These are facts, facts of great concern to me. I know they are of concern to you. These are the facts that directly affect both substantive justice, and the delivery of justice. I have elsewhere described what I call "three pillars of justice": substantive justice, judicial administration, and access to our courts. Together these three pillars hold up the temple of justice. We need to, we must, make sure that all three pillars are strong, lest the temple crumble.
Long before he became a great Justice of the United States Supreme Court, Louis D. Brandeis was a provocative and brilliant member of this bar. In 1905, he issued this challenge: "[A]ble lawyers have, to a large extent, allowed themselves to become adjuncts of great corporations and have neglected their obligation to use their powers for the protection of the people . . . . The great opportunity of the American bar is and will be to stand again as it did in the past, ready to protect also the interests of the people." (8) For ninety-four years, the Massachusetts Bar Association has broadened the halls of justice to accommodate the evolving needs of the people. You have been tireless in your efforts to dismantle the barriers to equal justice. For all you have done, and for all you will do, I thank you on behalf of the people of this Commonwealth.
Justice. You cannot hold it in your hand. And, traditional symbolism notwithstanding, you cannot weigh it on a scale. But you and I know justice, if you will forgive me, when we see it. We can sense it when we enter a clean courthouse. We can hear it when we ask at a counter for help. We can see it when a door swings inward to accommodate a wheelchair. We can see it when every person who enters a courthouse is treated with dignity and respect.
Justice may not be tangible, but it is real. It is built little by little, piece by piece, detail by detail, each part affecting the whole. With the help of this Association, we can, and we will, build a system of justice that is worthy in every measure of our enduring Constitutions. Thank you.
1. Roscoe Pound, Interpretations of Legal History 1 (1923).
2. Oliver Wendell Holmes, Jr., The Common Law 1 (1881).

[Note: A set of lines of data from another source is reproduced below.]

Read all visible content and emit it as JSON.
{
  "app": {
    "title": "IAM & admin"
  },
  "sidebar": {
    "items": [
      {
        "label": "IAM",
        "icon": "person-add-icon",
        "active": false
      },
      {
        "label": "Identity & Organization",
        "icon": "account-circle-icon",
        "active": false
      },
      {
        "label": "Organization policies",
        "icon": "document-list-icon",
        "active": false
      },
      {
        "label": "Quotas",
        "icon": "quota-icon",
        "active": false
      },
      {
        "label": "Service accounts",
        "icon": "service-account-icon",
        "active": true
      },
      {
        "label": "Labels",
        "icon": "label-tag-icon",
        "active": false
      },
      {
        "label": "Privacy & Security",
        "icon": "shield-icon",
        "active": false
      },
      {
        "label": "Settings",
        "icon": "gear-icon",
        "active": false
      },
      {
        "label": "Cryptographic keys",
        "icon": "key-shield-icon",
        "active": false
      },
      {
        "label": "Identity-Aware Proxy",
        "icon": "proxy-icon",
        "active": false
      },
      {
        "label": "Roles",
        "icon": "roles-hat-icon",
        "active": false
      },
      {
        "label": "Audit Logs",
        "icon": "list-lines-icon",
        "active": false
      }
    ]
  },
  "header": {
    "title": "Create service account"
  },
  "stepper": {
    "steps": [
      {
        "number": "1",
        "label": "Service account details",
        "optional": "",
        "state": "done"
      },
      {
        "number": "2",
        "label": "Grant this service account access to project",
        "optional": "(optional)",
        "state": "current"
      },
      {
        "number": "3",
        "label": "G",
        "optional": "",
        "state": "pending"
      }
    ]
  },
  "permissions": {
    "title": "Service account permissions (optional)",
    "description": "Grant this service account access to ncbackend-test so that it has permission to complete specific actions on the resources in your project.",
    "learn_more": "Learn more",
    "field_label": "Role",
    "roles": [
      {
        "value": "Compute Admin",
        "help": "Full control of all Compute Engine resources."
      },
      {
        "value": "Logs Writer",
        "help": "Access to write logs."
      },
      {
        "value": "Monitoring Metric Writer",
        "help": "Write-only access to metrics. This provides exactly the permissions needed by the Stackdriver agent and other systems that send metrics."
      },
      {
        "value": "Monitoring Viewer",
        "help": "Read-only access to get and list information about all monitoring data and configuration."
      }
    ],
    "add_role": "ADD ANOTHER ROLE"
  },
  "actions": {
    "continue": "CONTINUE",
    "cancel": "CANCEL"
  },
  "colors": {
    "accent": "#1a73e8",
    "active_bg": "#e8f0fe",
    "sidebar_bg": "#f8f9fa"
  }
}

3. Argument in Defense of the [British] Soldiers in the Boston Massacre Trials [December 1770], in Bartlett's Familiar Quotations 337 (ed. Justin Kaplan, 16th ed. 1992).
4. Commonwealth v. Rainwater, 425 Mass. 540, 554 (1997).
5. The starting salary of Massachusetts assistant district attorneys and counsel at the Committee for Public Counsel Services is $35,000 a year. According to the American Bar Association, the average loan borrowed for law school was $77,300 in 1999-2000. ABA Commission on Loan Repayment and Forgiveness, Lifting the Burden: Law Student Debt as a Barrier to Public Service 17 (2003).
6. Massachusetts Legal Needs Study Advisory Committee, Policy Implications of the Massachusetts Legal Needs Survey 3 (May 2003).
7. Honorable Ruth Ginsburg, Access to Justice: The Social Responsibility of Lawyers 7 Wash. U.J.L.& Pol'y, 1, 10 (2001).
8. Louis D. Brandeis, The Opportunity in the Law, 39 Am. L. Rev. 555, 559 (1905).